“Make me do things it looks like I don’t want to do”. This is a tall order. My son, who has autism, typed this message out at age 20 (he is 40 now). This is typical of Jeremy; a bright guy who has a special kind of charm that endears him to people who take the time and effort to get to know him. What he is saying is that he wants to be included in the community even though his behavior may indicate otherwise. He rocks back and forth to his own rhythm to make uneasy situations more comfortable for him. Sometimes, he hums or makes noises to express joy or frustrations. His world is a world of pictures. When the world changes and the pictures he holds in his brain don’t jive, he is uncomfortable until he visualizes where he is and a new picture emerges. Next time, he will be ok. I doubt if he would want his life to be any different even if it were possible. He is ok with who he is-we are the ones who need to learn to be ok with who he is.
Oddly enough, people with special needs want to be invisible like most of us. They don’t want to “stick out” in the crowd. I refer to my son as an individual who has autism not my “autistic” son.

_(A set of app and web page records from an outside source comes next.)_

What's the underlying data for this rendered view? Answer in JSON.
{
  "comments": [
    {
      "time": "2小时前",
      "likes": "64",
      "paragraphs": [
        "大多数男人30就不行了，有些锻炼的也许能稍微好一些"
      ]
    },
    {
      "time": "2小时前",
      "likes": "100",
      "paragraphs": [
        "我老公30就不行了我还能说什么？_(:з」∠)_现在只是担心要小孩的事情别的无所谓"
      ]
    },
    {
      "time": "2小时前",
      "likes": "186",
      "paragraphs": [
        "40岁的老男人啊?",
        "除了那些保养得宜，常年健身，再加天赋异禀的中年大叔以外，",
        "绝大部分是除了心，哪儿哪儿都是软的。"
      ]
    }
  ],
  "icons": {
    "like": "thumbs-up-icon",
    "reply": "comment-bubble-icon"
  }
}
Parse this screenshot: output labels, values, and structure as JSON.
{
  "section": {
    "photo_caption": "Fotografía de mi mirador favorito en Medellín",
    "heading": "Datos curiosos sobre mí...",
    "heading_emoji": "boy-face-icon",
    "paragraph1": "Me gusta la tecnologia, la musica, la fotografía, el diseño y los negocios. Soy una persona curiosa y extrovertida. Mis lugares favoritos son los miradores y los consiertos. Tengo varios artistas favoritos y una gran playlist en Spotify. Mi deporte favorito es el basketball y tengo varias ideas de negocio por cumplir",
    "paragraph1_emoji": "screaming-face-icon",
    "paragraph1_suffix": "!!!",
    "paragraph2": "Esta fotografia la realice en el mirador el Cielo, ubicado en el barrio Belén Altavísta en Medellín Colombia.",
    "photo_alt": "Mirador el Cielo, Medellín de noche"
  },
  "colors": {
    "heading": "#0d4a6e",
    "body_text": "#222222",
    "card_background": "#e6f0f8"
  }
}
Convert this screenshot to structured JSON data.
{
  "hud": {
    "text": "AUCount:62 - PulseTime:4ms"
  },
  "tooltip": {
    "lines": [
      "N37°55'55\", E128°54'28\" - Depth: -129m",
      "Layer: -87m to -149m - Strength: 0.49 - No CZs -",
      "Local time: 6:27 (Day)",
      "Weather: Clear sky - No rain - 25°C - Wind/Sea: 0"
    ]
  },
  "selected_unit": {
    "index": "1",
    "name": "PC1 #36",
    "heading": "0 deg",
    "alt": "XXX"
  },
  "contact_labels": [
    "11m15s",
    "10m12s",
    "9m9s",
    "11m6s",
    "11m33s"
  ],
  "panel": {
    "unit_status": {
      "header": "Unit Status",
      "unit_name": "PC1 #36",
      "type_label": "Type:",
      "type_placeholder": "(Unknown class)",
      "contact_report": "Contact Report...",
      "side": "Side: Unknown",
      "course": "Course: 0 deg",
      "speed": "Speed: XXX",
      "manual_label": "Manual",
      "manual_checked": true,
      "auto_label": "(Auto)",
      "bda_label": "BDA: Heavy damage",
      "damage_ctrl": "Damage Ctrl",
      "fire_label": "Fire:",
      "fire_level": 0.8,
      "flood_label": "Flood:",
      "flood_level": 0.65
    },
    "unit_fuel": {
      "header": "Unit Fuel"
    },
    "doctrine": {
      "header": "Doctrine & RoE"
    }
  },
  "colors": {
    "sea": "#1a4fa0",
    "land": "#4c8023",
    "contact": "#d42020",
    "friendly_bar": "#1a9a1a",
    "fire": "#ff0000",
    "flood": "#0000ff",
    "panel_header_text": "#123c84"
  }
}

It’s called “people first” language and it makes sense. If I had arthritis, I would not want to known as “arthritic Linda”. A diagnosis does not have to define a person. My son, who has autism, is funny, mischievous, charming and sometimes a bit sneaky!
No one wants to be labeled “wheelchair bound” or “crippled” or any number of labels we often use to define anyone. I also have never known anyone who has special needs who wants to be pitied or overly praised for how they live their lives. If you are wondering if a person with a disability needs help, just ask. If you know a family who is avoiding attending services because they have a family member who has special needs, reach out and invite them to come with you or sit with you. If you know an elderly person who has stopped coming because the effort is just too much trouble, invite him/her for coffee, and find out why. Or contact me so we can discuss what needs to happen to make you or your loved one, or a friend, participate in any community activity. I can be reached at email@example.com.
Old habits die hard. Use people first language-you will find that eventually this will change how you will perceive anyone with a disability. Taking this even further is the possibility that labels will disappear altogether. An interesting concept that, I hope, one day, will be a reality.
This post written by Linda Marino, Special Needs Coordinator, Jewish Family & Children’s Service